Two Northern Ireland Arts projects have secured funding through British Council’s new Digital Collaboration Fund - which aims to support virtual international partnerships during Covid-19.
Music collective Bounce Culture, working with Arts venue Black Box Belfast, and Outburst Arts, Northern Ireland’s annual Queer Arts Festival, have been awarded grants of up to £50,000 through this new pilot fund.
They were named today (Thursday, January 14) alongside 25 other successful projects from across the UK, having been invited to apply in partnership for small grants of between £10,000 to £20,000 or larger grants of £40,000 to £50,000 with partners in selected Official Development Assistance (ODA) recipient countries.
The fund aims to keep international organisations connected during Covid-19 – and is in response to global travel restrictions and the need for more sustainable approaches to future ways of working.
Bounce Culture received a research grant of £20,000 to work alongside Black Box Belfast to develop a digital project with Curator & Researcher Jepkorir Rose Kiptum, based in Nairobi, Kenya. Entitled SoLab, the project will involve designing and building a digital platform to create and host online spaces for artists living in Africa and from the African Diaspora (AAD) to imagine, discuss, develop, and audition ideas through projects.
The Belfast-based organisations have partnered together for several years, particularly on NEO NEO, a project which commissions new live work from experimental and visual artists in Northern Ireland.
Kwa Daniels, Founder of Bounce Culture, said: “With the success of NEO NEO, we wanted to expand our work internationally, and in March 2020, got the chance through a research opportunity to Ghana and Kenya with the British Council .This was a chance to find out more about their arts and culture scene and connect with other Arts organisations. Unfortunately, due to Covid-19 this was cancelled, but we still wanted to find a way to build these connections virtually, so applied for this collaboration grant.”
Kwa hopes this new digital platform will help champion African culture and talent and shine a light on black culture here in Northern Ireland.
He said: “With lockdown happening worldwide and events such as the death of George Floyd and the Black Lives Movement, you had nowhere else to look – and it showed there was a lack of value for black lives. We therefore wanted to do something that championed black culture and talent, while connecting the African diaspora - helping Northern Ireland look outwards and see that we can connect on an international level.”
Meanwhile Outburst, who received the largest possible grant of £50000 for research and development, will work alongside LGBTQ+ Arts organisations in Brazil (RISCO Festival) and Argentina (CasaBrandon, a LGBTQ+ Arts venue) on a digital project around ‘Translating Queerness’. This will build on their previous work with the British Council, exploring what ‘LGBTQI+’ and ‘queer’ means to artists and audiences around the world. Over the last five years, this has involved residencies, tours, artist exchanges, collaborations and programme networking across the continents of the Americas – and, more recently, in the Middle East and North Africa. This new project will be part art, part toolkit and part excavation project.
Speaking about the partnership, Artistic Director of Outburst, Ruth McCarthy said: “This project with our partners in Brazil and Argentina has been two years in the making.
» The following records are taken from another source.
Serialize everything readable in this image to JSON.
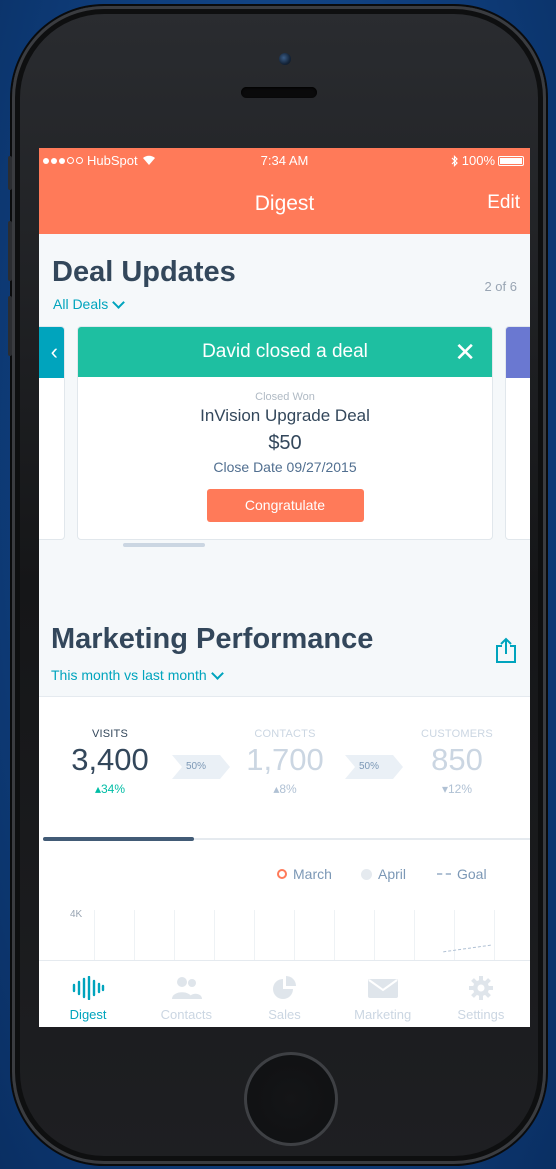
{
  "status_bar": {
    "carrier": "HubSpot",
    "time": "7:34 AM",
    "battery": "100%"
  },
  "header": {
    "title": "Digest",
    "edit_label": "Edit"
  },
  "deal_updates": {
    "title": "Deal Updates",
    "filter": "All Deals",
    "pager": "2 of 6",
    "card": {
      "headline": "David closed a deal",
      "close_symbol": "✕",
      "stage": "Closed Won",
      "deal_name": "InVision Upgrade Deal",
      "amount": "$50",
      "close_date": "Close Date 09/27/2015",
      "action_label": "Congratulate"
    },
    "prev_symbol": "‹"
  },
  "marketing": {
    "title": "Marketing Performance",
    "filter": "This month vs last month",
    "metrics": [
      {
        "label": "VISITS",
        "value": "3,400",
        "change": "▴34%"
      },
      {
        "label": "CONTACTS",
        "value": "1,700",
        "change": "▴8%"
      },
      {
        "label": "CUSTOMERS",
        "value": "850",
        "change": "▾12%"
      }
    ],
    "conversions": [
      "50%",
      "50%"
    ],
    "progress": 0.31,
    "legend": {
      "march": "March",
      "april": "April",
      "goal": "Goal"
    },
    "y_top_label": "4K"
  },
  "tabs": [
    {
      "label": "Digest",
      "icon": "digest-icon",
      "active": true
    },
    {
      "label": "Contacts",
      "icon": "contacts-icon",
      "active": false
    },
    {
      "label": "Sales",
      "icon": "sales-icon",
      "active": false
    },
    {
      "label": "Marketing",
      "icon": "marketing-icon",
      "active": false
    },
    {
      "label": "Settings",
      "icon": "settings-icon",
      "active": false
    }
  ],
  "colors": {
    "brand_orange": "#ff7a59",
    "teal": "#00a4bd",
    "deal_green": "#1ebfa1",
    "text_dark": "#33475b"
  }
}
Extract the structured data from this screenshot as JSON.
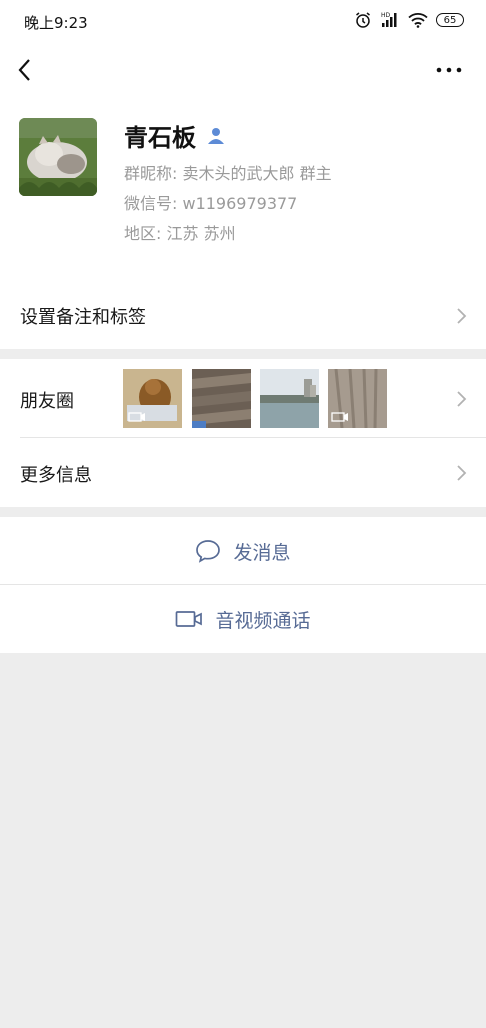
{
  "status_bar": {
    "time": "晚上9:23",
    "battery": "65",
    "icons": [
      "alarm-icon",
      "signal-icon",
      "wifi-icon",
      "battery-icon"
    ]
  },
  "nav": {
    "back_icon": "chevron-left-icon",
    "more_icon": "more-dots-icon"
  },
  "profile": {
    "name": "青石板",
    "group_nickname": "群昵称:  卖木头的武大郎 群主",
    "wechat_id": "微信号:  w1196979377",
    "region": "地区:  江苏  苏州"
  },
  "menu": {
    "remark_label": "设置备注和标签",
    "moments_label": "朋友圈",
    "more_info_label": "更多信息"
  },
  "actions": {
    "message_label": "发消息",
    "call_label": "音视频通话"
  },
  "colors": {
    "accent": "#576b95",
    "background": "#ededed",
    "secondary_text": "#9a9a9a"
  }
}
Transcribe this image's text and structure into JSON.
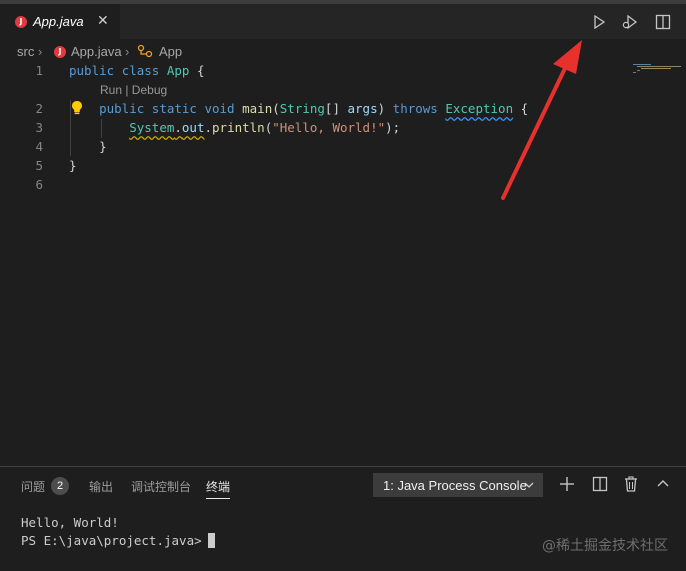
{
  "editor": {
    "tab": {
      "title": "App.java",
      "badge": "J",
      "close": "✕"
    },
    "breadcrumb": {
      "folder": "src",
      "sep": "›",
      "file": "App.java",
      "symbol": "App"
    },
    "codelens": "Run | Debug",
    "line_numbers": [
      "1",
      "2",
      "3",
      "4",
      "5",
      "6"
    ],
    "code": {
      "l1": {
        "kw1": "public",
        "kw2": "class",
        "name": "App",
        "brace": " {"
      },
      "l2": {
        "kw1": "public",
        "kw2": "static",
        "kw3": "void",
        "fn": "main",
        "p1": "(",
        "type": "String",
        "arr": "[] ",
        "param": "args",
        "p2": ") ",
        "throws": "throws",
        "exc": "Exception",
        "brace": " {"
      },
      "l3": {
        "cls": "System",
        "dot1": ".",
        "field": "out",
        "dot2": ".",
        "fn": "println",
        "p1": "(",
        "str": "\"Hello, World!\"",
        "p2": ");"
      },
      "l4": "}",
      "l5": "}"
    }
  },
  "panel": {
    "tabs": [
      "问题",
      "输出",
      "调试控制台",
      "终端"
    ],
    "problems_count": "2",
    "terminal_select": "1: Java Process Console",
    "terminal_lines": [
      "Hello, World!",
      "PS E:\\java\\project.java>"
    ]
  },
  "watermark": "@稀土掘金技术社区",
  "colors": {
    "accent_arrow": "#e8312c",
    "java_badge": "#e0393e"
  }
}
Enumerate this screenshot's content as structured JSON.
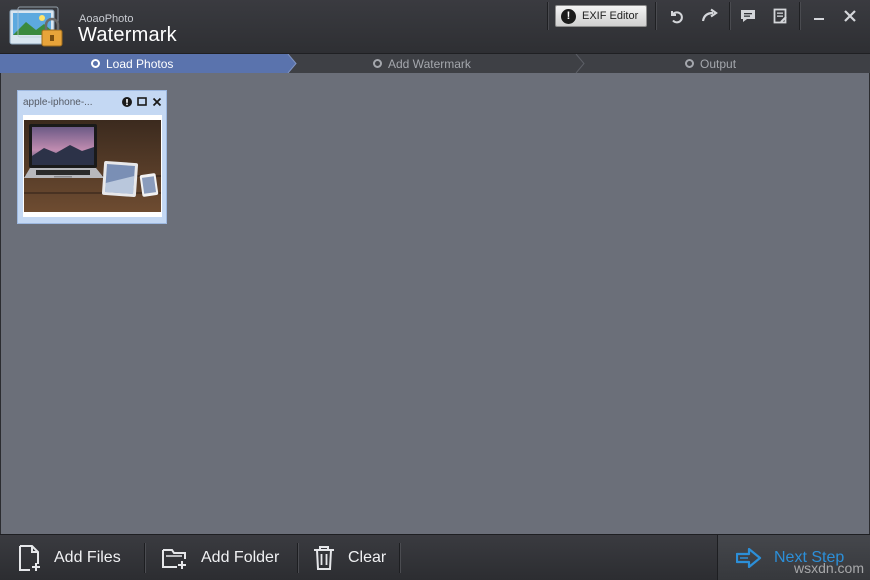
{
  "app": {
    "brand_small": "AoaoPhoto",
    "brand_big": "Watermark"
  },
  "toolbar": {
    "exif_label": "EXIF Editor"
  },
  "steps": [
    {
      "label": "Load Photos",
      "active": true
    },
    {
      "label": "Add Watermark",
      "active": false
    },
    {
      "label": "Output",
      "active": false
    }
  ],
  "photos": [
    {
      "name": "apple-iphone-..."
    }
  ],
  "bottom": {
    "add_files": "Add Files",
    "add_folder": "Add Folder",
    "clear": "Clear",
    "next_step": "Next Step"
  },
  "watermark": "wsxdn.com",
  "colors": {
    "accent": "#2c8fd8",
    "active_step": "#5a73ad",
    "workspace": "#6b6f79"
  }
}
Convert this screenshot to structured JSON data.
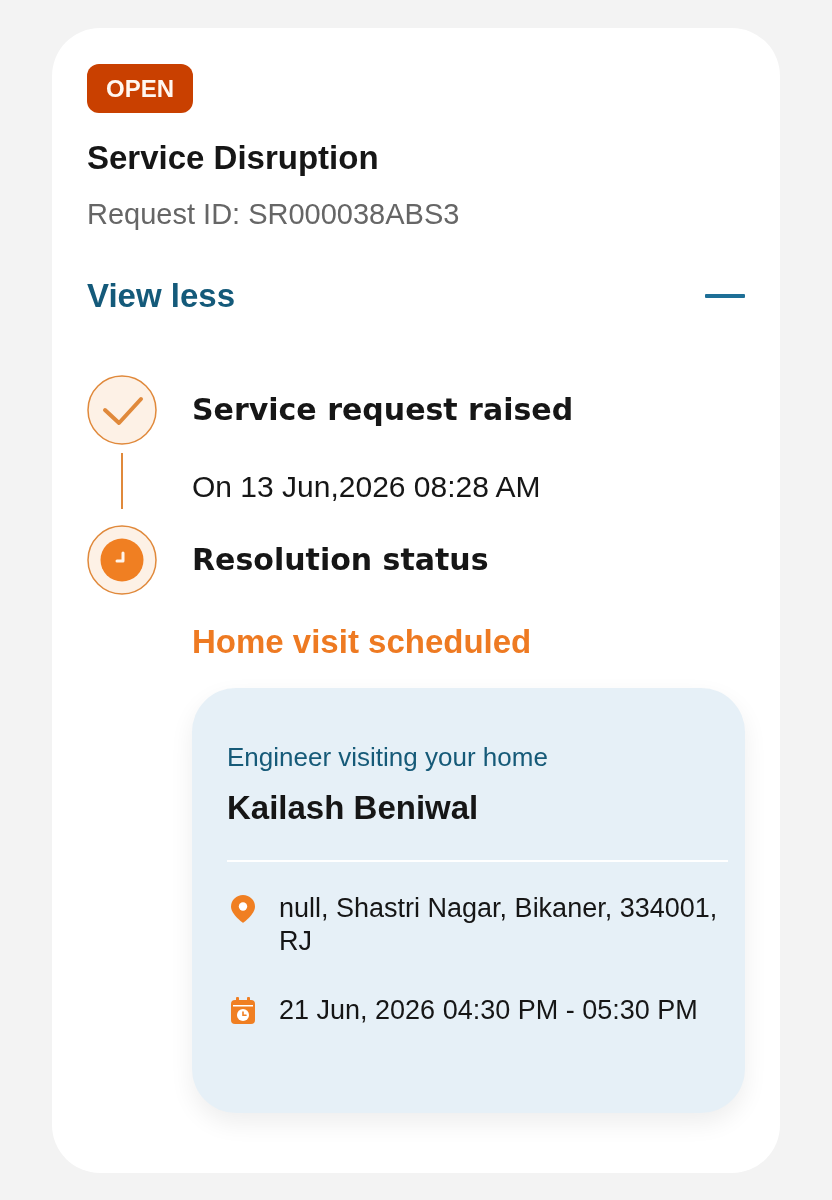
{
  "status_badge": {
    "label": "OPEN"
  },
  "title": "Service Disruption",
  "request_id": "Request ID: SR000038ABS3",
  "toggle": {
    "label": "View less",
    "expanded": true
  },
  "timeline": [
    {
      "kind": "done",
      "title": "Service request raised",
      "detail": "On 13 Jun,2026 08:28 AM"
    },
    {
      "kind": "in_progress",
      "title": "Resolution status",
      "status": "Home visit scheduled",
      "visit": {
        "heading": "Engineer visiting your home",
        "name": "Kailash Beniwal",
        "details": [
          {
            "kind": "address",
            "text": "null, Shastri Nagar, Bikaner, 334001, RJ"
          },
          {
            "kind": "schedule",
            "text": "21 Jun, 2026 04:30 PM - 05:30 PM"
          }
        ]
      }
    }
  ]
}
Having already done a lot of work in the Americas we had reached a critical point where the next step was more collaborative work – and digging a little deeper. With this funding, we now can be more ambitious about what we want to do and really champion the international development of queer art.”
Throughout the project, Ruth hopes to work with local Northern Ireland artists as well as those in the Americas.
She said: “Digital projects and being connected to each other is actually vital right now - Covid-19 has disproportionately impacted queer artists across the world, with people feeling more isolated than ever, with the livelihoods of many queer artists working in the gig economy decimated. Through this project we want to be able to ensure organisations and support networks are there when this is over, and work with artists across Northern Ireland to eventually bring these conversations to our festivals.”
The Digital Collaboration Fund continues the British Council’s work, building connection, understanding and trust between people in the UK and overseas through arts, education and English language teaching. The pilot has been made possible using existing ODA funding awarded by the UK Government Department for Digital, Culture Media and Sport. This funding was previously unable to be allocated to programmes planned for earlier in 2020 due to restrictions arising from Covid-19. By adapting this funding to allow virtual international collaboration to continue, the fund will support the global arts sector at a time of significant challenge.
Commenting on the awards, Jonathan Stewart, Director, British Council Northern Ireland said: “International connections are the cornerstone of our work at the British Council, and we are delighted to see Northern Ireland recipients in this new Digital Collaboration Fund. These exciting new projects will help develop and sustain vital international links for Northern Ireland and they show the creativity and resilience of the arts sector here. Given the impact of Covid-19 on the global arts sector and an increasing urgency to develop sustainable ways of collaborating, developing innovative new ideas to enable artists and organisations to continue to connect internationally is now more important than ever.”
To find out more about British Council’s work in Northern Ireland visit nireland.britishcouncil.org or follow on Twitter: @BCouncil_NI, Facebook or Instagram.